Kristi

This was one of my favorite books as a child! I have to look it up at the library and see what my son thinks about it!



Comment #2: Tuesday, April 28, 2009 at 22:11:04

Pussreboots

My oldest didn't like it until he was about five. My youngest is nearly three and already loves it. Happy reading!



Comment #3: Tuesday, April, 28, 2009 at 04:45:28

Sumthinblue

This is one of the books in my wishlist. I discovered the book in college, as it didn't really make it big here in the Philippines, but have been combing through bargain bookstores for a copy ever since. Hopefully one day I'll strike gold and get myself a copy :)



Comment #4: Tuesday, April 28, 2009 at 22:15:22

Pussreboots

Good luck!



Comment #5: Tuesday, April, 28, 2009 at 10:53:27

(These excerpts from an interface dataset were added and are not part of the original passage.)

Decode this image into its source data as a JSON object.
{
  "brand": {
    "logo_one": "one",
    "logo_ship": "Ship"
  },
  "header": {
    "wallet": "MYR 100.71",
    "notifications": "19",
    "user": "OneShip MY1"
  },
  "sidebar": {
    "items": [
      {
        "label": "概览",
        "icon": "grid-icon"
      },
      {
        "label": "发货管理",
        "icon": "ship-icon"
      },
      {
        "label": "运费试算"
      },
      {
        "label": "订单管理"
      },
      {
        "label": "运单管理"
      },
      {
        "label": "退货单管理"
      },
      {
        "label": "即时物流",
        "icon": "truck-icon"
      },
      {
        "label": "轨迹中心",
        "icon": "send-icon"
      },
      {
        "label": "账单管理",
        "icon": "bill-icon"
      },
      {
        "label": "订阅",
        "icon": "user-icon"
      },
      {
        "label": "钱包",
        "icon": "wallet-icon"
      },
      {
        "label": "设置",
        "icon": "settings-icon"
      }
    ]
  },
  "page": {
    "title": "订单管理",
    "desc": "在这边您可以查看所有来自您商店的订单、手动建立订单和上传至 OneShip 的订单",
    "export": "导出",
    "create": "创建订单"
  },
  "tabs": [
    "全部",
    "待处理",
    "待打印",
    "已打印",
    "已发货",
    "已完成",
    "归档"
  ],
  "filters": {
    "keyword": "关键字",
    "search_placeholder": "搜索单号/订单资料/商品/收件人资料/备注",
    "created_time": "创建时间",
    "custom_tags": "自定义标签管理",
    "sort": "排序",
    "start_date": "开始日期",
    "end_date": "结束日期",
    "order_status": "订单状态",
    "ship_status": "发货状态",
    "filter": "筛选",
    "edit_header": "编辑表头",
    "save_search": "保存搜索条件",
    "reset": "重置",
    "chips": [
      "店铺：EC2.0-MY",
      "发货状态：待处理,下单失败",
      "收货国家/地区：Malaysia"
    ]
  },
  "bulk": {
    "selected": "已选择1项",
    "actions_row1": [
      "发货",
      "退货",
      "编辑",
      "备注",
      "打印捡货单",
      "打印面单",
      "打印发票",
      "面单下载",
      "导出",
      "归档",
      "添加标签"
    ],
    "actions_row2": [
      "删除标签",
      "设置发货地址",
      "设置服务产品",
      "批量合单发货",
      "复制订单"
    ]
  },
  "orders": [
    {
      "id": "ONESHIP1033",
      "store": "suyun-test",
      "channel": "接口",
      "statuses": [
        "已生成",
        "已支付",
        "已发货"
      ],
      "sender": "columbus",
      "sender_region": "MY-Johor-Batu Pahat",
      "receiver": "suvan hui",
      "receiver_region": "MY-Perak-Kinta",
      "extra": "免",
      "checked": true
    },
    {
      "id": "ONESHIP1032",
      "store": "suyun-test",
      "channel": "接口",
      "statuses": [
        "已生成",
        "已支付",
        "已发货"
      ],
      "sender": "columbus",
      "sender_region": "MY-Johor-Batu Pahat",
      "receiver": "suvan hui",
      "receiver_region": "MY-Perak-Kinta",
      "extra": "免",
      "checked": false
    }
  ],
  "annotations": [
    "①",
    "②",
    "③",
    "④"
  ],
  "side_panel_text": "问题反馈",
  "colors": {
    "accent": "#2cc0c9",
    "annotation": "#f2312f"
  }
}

Lady Z

I love both this book and the short film, which I hadn't seen for years. Thanks for the review!

BTW, have you seen the Simon cartoons recently? You can find them on YouTube -- another favorite from my childhood about a similar concept. (And fodder for one of Mike Meyers' funnier SNL sketches!)



Comment #6: Tuesday, April 28, 2009 at 22:17:12

Pussreboots

I haven't seen or heard of the Simon cartoons.



Comment #7: Saturday, May, 2, 2009 at 10:44:45

Molly

I absolutely LOVED reading this book to all 3 of my children - and I anxiously await the time to share it with my grandchildren!



Comment #8: Saturday, May 2, 2009 at 16:11:54

Pussreboots

I have fond memories of being read it by my grandfather. He happened to be named Harold and looked like a grown up version of the boy in the book.